Brightwells Yard, Farnham

Sky Light

UCA, Farnham

Most of the University is off limits to students over the summer bu the library is still open. Leaving it one cloudy day I saw this shot of the dramatic sky through a kind of skylit walkway with the actual sky above and quickly grabbed a couple of shots. I then walked through the quad and saw another, kind of ominous view, below.

UCA, Farnham

Tree and Shadow

Brightwells Yard, Farnham

A most unremarkable photo. I was struck by the tree and it’s shadow on the plain green background of the grass. I tried it in B&W but that didn’t really work for me. I tried reducing the saturation and a variety of other treatments. In the end I left it alone but changed it from Fuji’s Provia, my standard base raw interpretation to Fuji’s Classic Negative, which is somewhat less saturated. This is less bright green than I remember the original scene but more like the image I was trying to capture.

Back Home

Farnham, UK
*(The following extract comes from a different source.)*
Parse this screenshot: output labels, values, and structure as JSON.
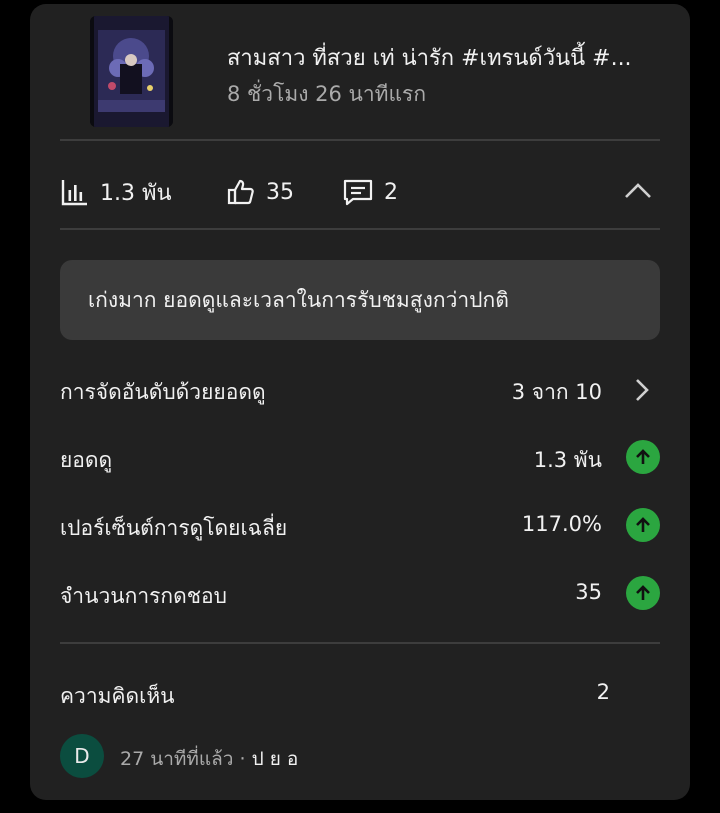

Back home after our travels in July and this spore or floral frame was hanging by a single, unseen thread of spider silk from the side of the window. I watched it for days, blowing in the wind but not blowing away. Finally, one morning I opened the window wide, reached up and grabbed it by the thread. I then had the greatest difficulty detaching it and the still unseen spider thread from my finger and placing it on the window sill, in the stark sunlight, beside the shadow cast by a mint plant. Below is another shot I took of it by itself (with its shadow) using a 60mm macro lens.
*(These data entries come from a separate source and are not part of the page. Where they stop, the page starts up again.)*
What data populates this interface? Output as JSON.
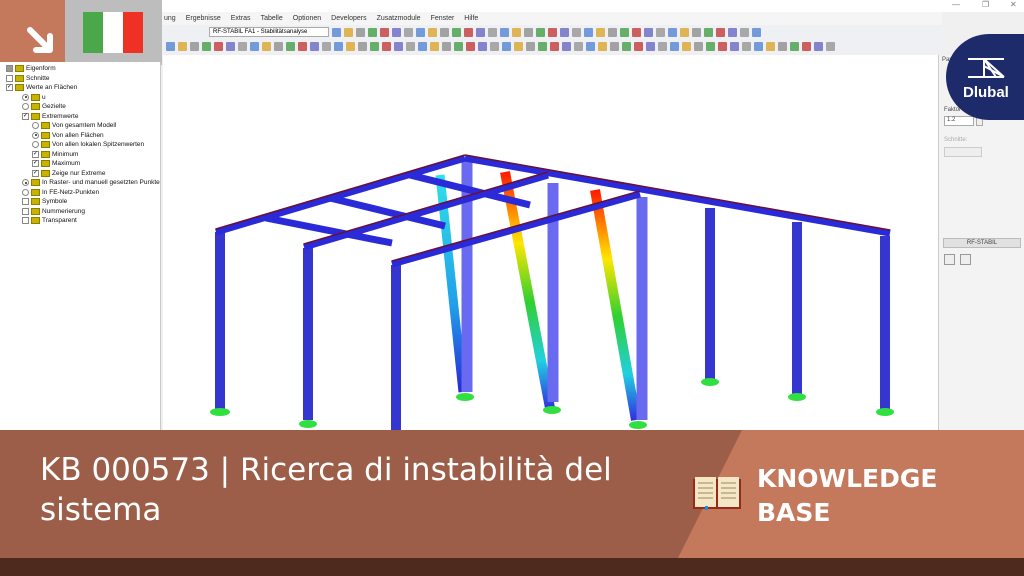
{
  "menu": [
    "ung",
    "Ergebnisse",
    "Extras",
    "Tabelle",
    "Optionen",
    "Developers",
    "Zusatzmodule",
    "Fenster",
    "Hilfe"
  ],
  "toolbar": {
    "case_select": "RF-STABIL FA1 - Stabilitätsanalyse"
  },
  "tree": [
    {
      "label": "Eigenform",
      "type": "cb",
      "state": "partial",
      "level": 0
    },
    {
      "label": "Schnitte",
      "type": "cb",
      "state": "off",
      "level": 0
    },
    {
      "label": "Werte an Flächen",
      "type": "cb",
      "state": "on",
      "level": 0
    },
    {
      "label": "u",
      "type": "rd",
      "state": "on",
      "level": 1
    },
    {
      "label": "Gezielte",
      "type": "rd",
      "state": "off",
      "level": 1
    },
    {
      "label": "Extremwerte",
      "type": "cb",
      "state": "on",
      "level": 1
    },
    {
      "label": "Von gesamtem Modell",
      "type": "rd",
      "state": "off",
      "level": 2
    },
    {
      "label": "Von allen Flächen",
      "type": "rd",
      "state": "on",
      "level": 2
    },
    {
      "label": "Von allen lokalen Spitzenwerten",
      "type": "rd",
      "state": "off",
      "level": 2
    },
    {
      "label": "Minimum",
      "type": "cb",
      "state": "on",
      "level": 2
    },
    {
      "label": "Maximum",
      "type": "cb",
      "state": "on",
      "level": 2
    },
    {
      "label": "Zeige nur Extreme",
      "type": "cb",
      "state": "on",
      "level": 2
    },
    {
      "label": "In Raster- und manuell gesetzten Punkte",
      "type": "rd",
      "state": "on",
      "level": 1
    },
    {
      "label": "In FE-Netz-Punkten",
      "type": "rd",
      "state": "off",
      "level": 1
    },
    {
      "label": "Symbole",
      "type": "cb",
      "state": "off",
      "level": 1
    },
    {
      "label": "Nummerierung",
      "type": "cb",
      "state": "off",
      "level": 1
    },
    {
      "label": "Transparent",
      "type": "cb",
      "state": "off",
      "level": 1
    }
  ],
  "panel": {
    "tab": "Par",
    "faktor_label": "Faktor",
    "faktor_value": "1.2",
    "schnitte_label": "Schnitte:",
    "module_button": "RF-STABIL"
  },
  "logo": {
    "text": "Dlubal"
  },
  "banner": {
    "title": "KB 000573 | Ricerca di instabilità del sistema",
    "category_line1": "KNOWLEDGE",
    "category_line2": "BASE"
  },
  "colors": {
    "accent": "#c4785c",
    "banner_dark": "#9c5e48",
    "footer": "#4e2a1e",
    "logo": "#1d2b6b"
  }
}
Leaving Paris

Gare du Nord, Paris

We took a bus from the area of our hotel to the Gare du Nord to catch the EuroStar back to London. Click any of the images below to see them full-sized (you may need to click the post title first if you’re viewing this in an email or on social media).

La Petite Ceinture
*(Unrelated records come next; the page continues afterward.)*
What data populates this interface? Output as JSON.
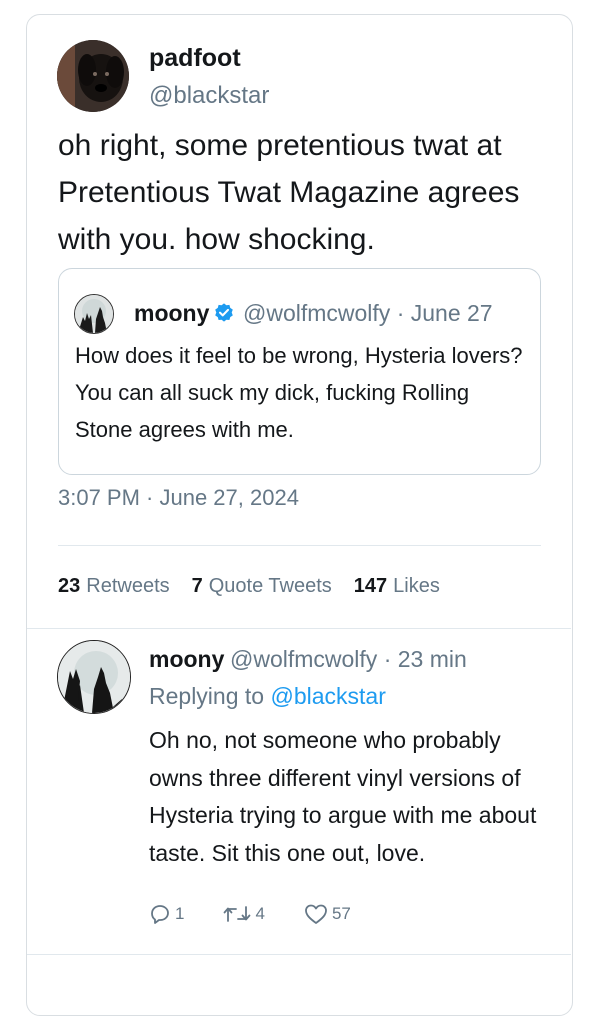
{
  "main_tweet": {
    "display_name": "padfoot",
    "handle": "@blackstar",
    "text": "oh right, some pretentious twat at Pretentious Twat Magazine agrees with you. how shocking.",
    "timestamp": "3:07 PM · June 27, 2024",
    "avatar": "dog-avatar"
  },
  "quoted_tweet": {
    "display_name": "moony",
    "verified": true,
    "meta": "@wolfmcwolfy · June 27",
    "text": "How does it feel to be wrong, Hysteria lovers? You can all suck my dick, fucking Rolling Stone agrees with me.",
    "avatar": "wolf-avatar"
  },
  "stats": {
    "retweets_count": "23",
    "retweets_label": "Retweets",
    "quotes_count": "7",
    "quotes_label": "Quote Tweets",
    "likes_count": "147",
    "likes_label": "Likes"
  },
  "reply": {
    "display_name": "moony",
    "meta": "@wolfmcwolfy · 23 min",
    "replying_prefix": "Replying to",
    "replying_to": "@blackstar",
    "text": "Oh no, not someone who probably owns three different vinyl versions of Hysteria trying to argue with me about taste. Sit this one out, love.",
    "avatar": "wolf-avatar",
    "actions": {
      "reply_count": "1",
      "retweet_count": "4",
      "like_count": "57"
    }
  },
  "colors": {
    "link": "#1d9bf0",
    "muted": "#657786",
    "text": "#14171a",
    "border": "#d9dee2"
  }
}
La Petite Ceinture, Paris

We also walked the length of La Petite Ceinture, a disused ancient railway line that has been transformed into a park. I had been hoping that it would be a little like the High Line in NY, affording me elevated views of the surrounding area but it was really the opposite, sunken and surrounded by tall trees, dark and lovely. Click any of the pictures below to enlarge them all.


Musée Maillol, Paris

We went on from the Musée d’Orsay for a coffee and then the Musée Maillol which had a very comprehensive and nicely curated (and lighted!) retrospective of Elliot Erwitt, integrated loosely with some of the Maillol work. I’m not sure if it was an homage to Erwitt, but the path of the exhibition was directed with dog-paw prints throughout. The museum was not too crowded and everyone seemed to speak French, which was a relief. The audio guides were in French only, another positive, un-touristy sign. Click on the images below to see them enlarged.

Musée d’Orsay

When we finally emerged from the Musée d’Orsay, the crowd waiting to get in had swelled. And there was a queue snaking its way down the stairs and out to the street below. As much as I enjoyed it, it was a relief to leave the crowds of tourists behind.

Margaret Enters the Picture

Click any of the pictures below to see them enlarged (if this isn’t working you’re probably viewing this in an email or social media – try clicking the post title first).

Musée d’Orsay, continued

Once again, I focused my lens more on the architecture, the geometry, the sub-text of this hallowed space. Click any of the pictures below to see them full-sized.

Musée d’Orsay

Musée d’Orsay, Paris

This was the queue we were asked to join for people who had tickets for the same time as our tickets. My tourist foreboding was rising. It was only about a 10-minute wait as they regulated how many people could squeeze through the revolving door at a time. Inside we started at the top with the ever popular Impressionists. It was wall to wall people and almost impossible to look at the paintings. One young woman had fainted and was lying on the floor with her family insisting she was fine. We quickly escaped to less crowded floors. Click any image below to see them bigger.

Walk to the Musée d’Orsay

Passerelle Léopold-Sédar-Senghor, Paris

Our first full day we walked through the Tuileries Garden and over the Seine to the Musée d’Orsay which I had purchased timed tickets for a month in advance. Click any of the pictures below to see them all larger.